Travel agents booking international flights may have to issue a new warning to their customers: Changing planes in the United States could be hazardous to your health. Consider the plight of Maher Arar. A Canadian citizen born in Syria, Arar was returning home to Montreal from Zurich on September 26, 2002, when he stopped at New York's JFK airport to change planes. As he passed through immigration, solely for the purpose of reaching his connecting flight, authorities pulled him aside, denied his requests for a lawyer, interrogated him at length and ultimately accused him, on secret evidence, of being a member of a terrorist organization.
Arar then asked to be deported to Canada, where he had been heading anyway, and where he'd been a citizen for sixteen years. But federal authorities refused and instead put him on a government jet to Jordan, where he was immediately transported to Syria. He spent ten months incarcerated there without charges, much of it in solitary confinement in a three-by-six-foot cell that Arar describes as a "grave." He says he was beaten with cables, threatened with electric shocks and placed in "the tire," which immobilizes prisoners for beatings. About one year later, Arar was released and returned to Canada, where, on November 4, he publically told his story. He denies any connection to terrorism and faces no criminal charges. The Center for Constitutional Rights has asked Congress and Attorney General Ashcroft for a criminal investigation into the role of the intelligence agencies and demanded that Ashcroft investigate whether US officials condoned or aided torture.
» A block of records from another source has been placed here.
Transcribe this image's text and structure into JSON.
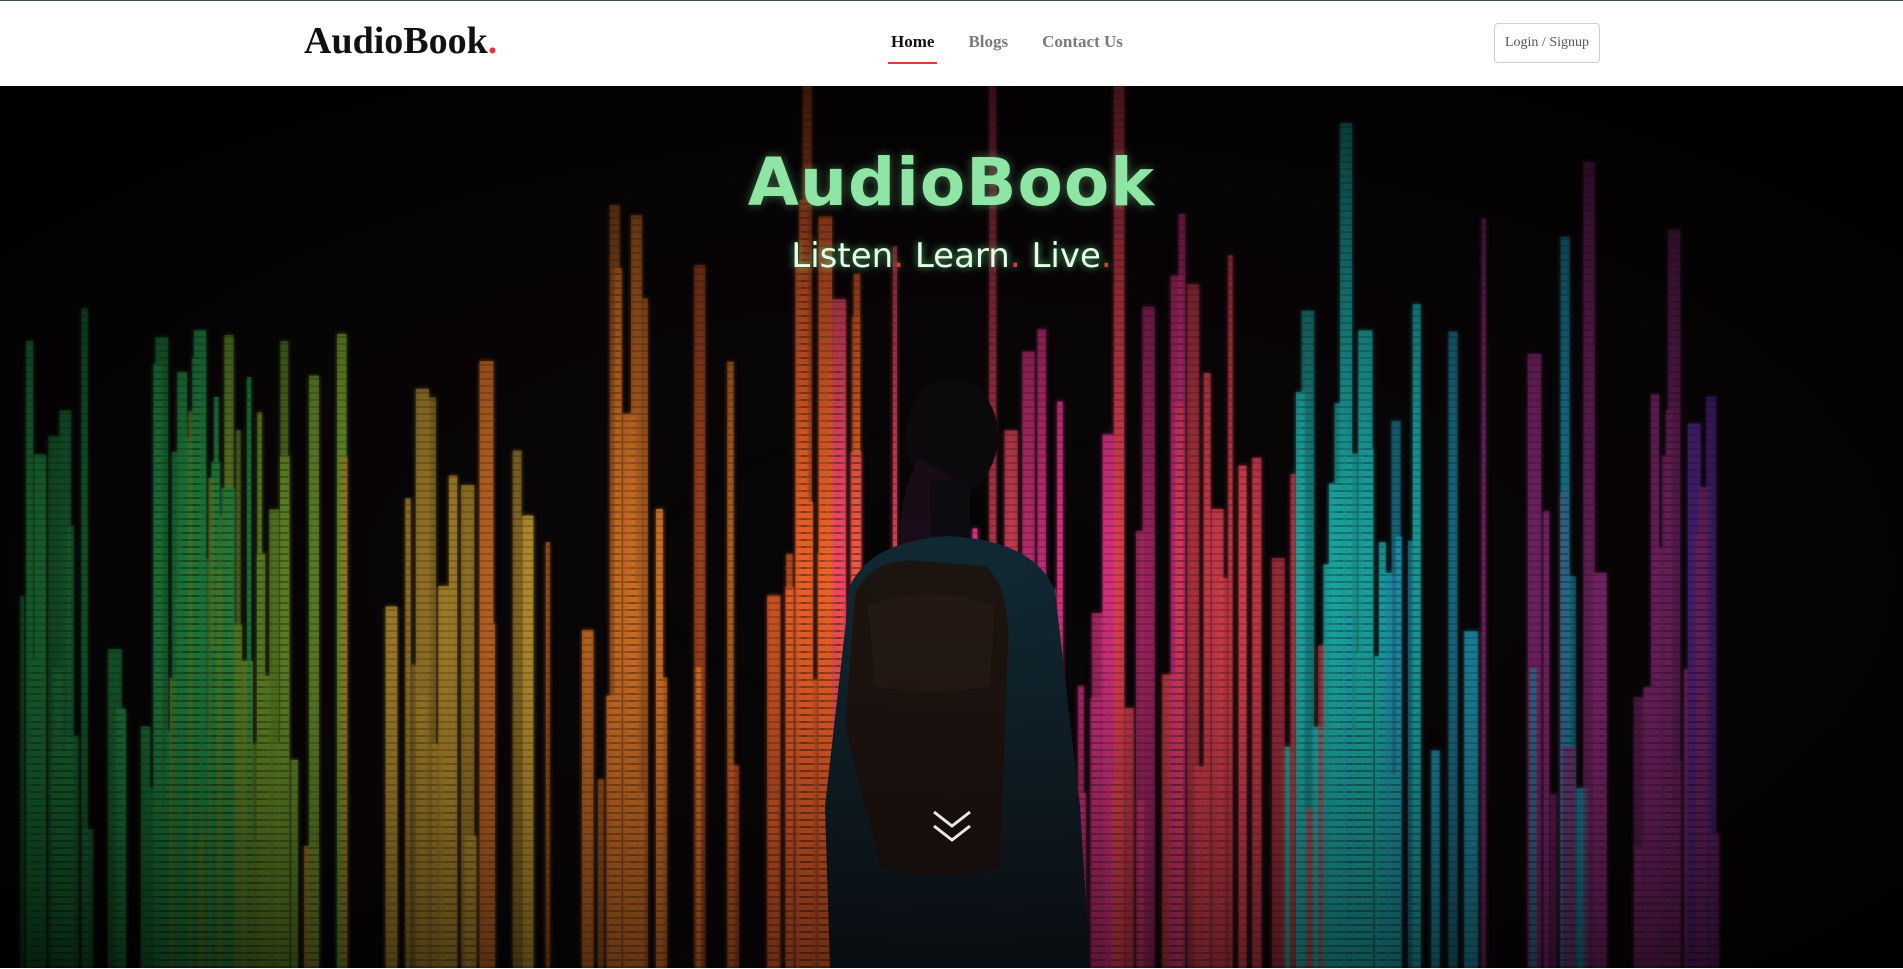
{
  "navbar": {
    "brand": "AudioBook",
    "brand_dot": ".",
    "links": [
      {
        "label": "Home",
        "active": true
      },
      {
        "label": "Blogs",
        "active": false
      },
      {
        "label": "Contact Us",
        "active": false
      }
    ],
    "login_label": "Login / Signup"
  },
  "hero": {
    "title": "AudioBook",
    "tagline": [
      "Listen",
      "Learn",
      "Live"
    ],
    "separator": ".",
    "scroll_icon": "double-chevron-down-icon"
  },
  "colors": {
    "accent": "#e53935",
    "title_green": "#8fe5a6",
    "hero_background": "#050505"
  }
}
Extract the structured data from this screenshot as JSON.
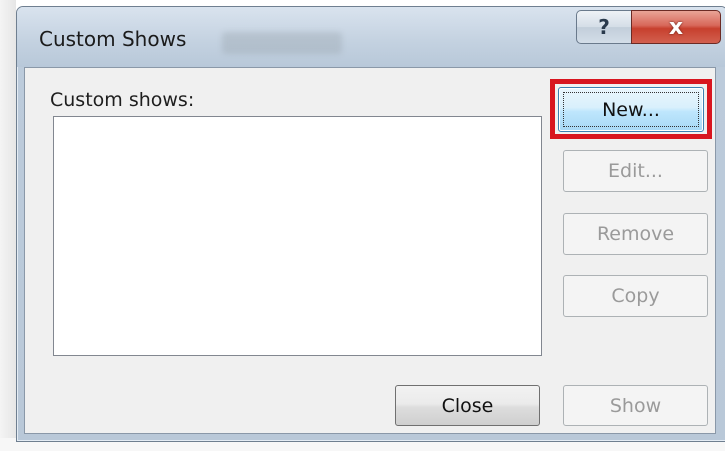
{
  "dialog": {
    "title": "Custom Shows",
    "help_label": "?",
    "close_label": "x"
  },
  "list": {
    "label": "Custom shows:",
    "items": []
  },
  "buttons": {
    "new": "New...",
    "edit": "Edit...",
    "remove": "Remove",
    "copy": "Copy",
    "close": "Close",
    "show": "Show"
  },
  "colors": {
    "highlight": "#d8151f",
    "primary_border": "#3c7fb1"
  }
}
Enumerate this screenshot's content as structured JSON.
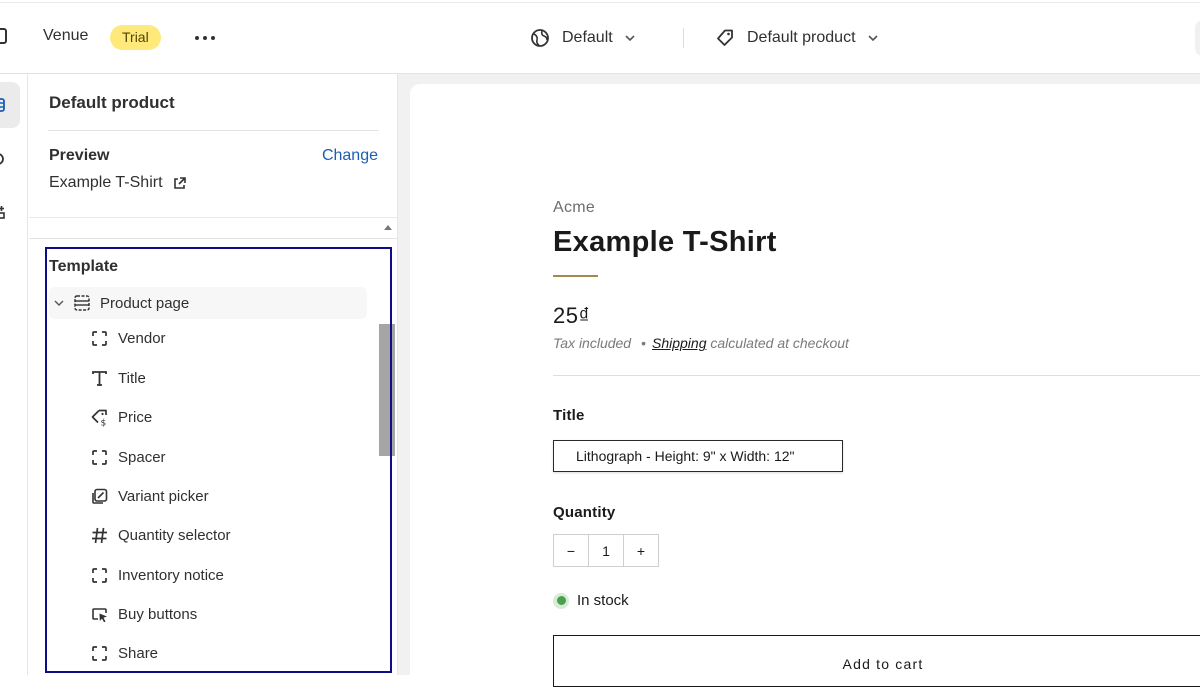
{
  "topbar": {
    "store_name": "Venue",
    "badge": "Trial",
    "theme_select": {
      "label": "Default",
      "icon": "globe-icon"
    },
    "template_select": {
      "label": "Default product",
      "icon": "tag-icon"
    }
  },
  "sidebar": {
    "title": "Default product",
    "preview": {
      "label": "Preview",
      "change_label": "Change",
      "product": "Example T-Shirt"
    },
    "template": {
      "label": "Template",
      "root": "Product page",
      "blocks": [
        {
          "label": "Vendor",
          "icon": "block-icon"
        },
        {
          "label": "Title",
          "icon": "text-icon"
        },
        {
          "label": "Price",
          "icon": "price-tag-icon"
        },
        {
          "label": "Spacer",
          "icon": "block-icon"
        },
        {
          "label": "Variant picker",
          "icon": "variant-icon"
        },
        {
          "label": "Quantity selector",
          "icon": "hash-icon"
        },
        {
          "label": "Inventory notice",
          "icon": "block-icon"
        },
        {
          "label": "Buy buttons",
          "icon": "cursor-icon"
        },
        {
          "label": "Share",
          "icon": "block-icon"
        }
      ]
    }
  },
  "product": {
    "vendor": "Acme",
    "title": "Example T-Shirt",
    "price": "25₫",
    "tax_note": "Tax included",
    "shipping_link": "Shipping",
    "shipping_note": "calculated at checkout",
    "option_label": "Title",
    "variant": "Lithograph - Height: 9\" x Width: 12\"",
    "quantity_label": "Quantity",
    "qty_minus": "−",
    "quantity": "1",
    "qty_plus": "+",
    "stock": "In stock",
    "add_to_cart": "Add to cart"
  },
  "colors": {
    "trial_badge": "#ffe97a",
    "accent_rule": "#a4894c",
    "link": "#1a5fb4",
    "selection_box": "#0d0d8a",
    "in_stock": "#4ba04b"
  }
}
Arar's story raises a multitude of questions about how far our government will go in its "war on terrorism." The first concerns the use of secret evidence. George W. Bush went out of his way in the presidential campaign to condemn its use in immigration proceedings, and his Administration has maintained that even after 9/11 it has not relied on secret evidence. Yet in Arar's case, it did just that: He was expelled on evidence he never saw. Second, what right did the United States have to take a Canadian citizen and put him on a government jet to Syria? The technical justification is that Arar had dual citizenship, and the government had the option to send him to either place because he was denied entry to the United States. …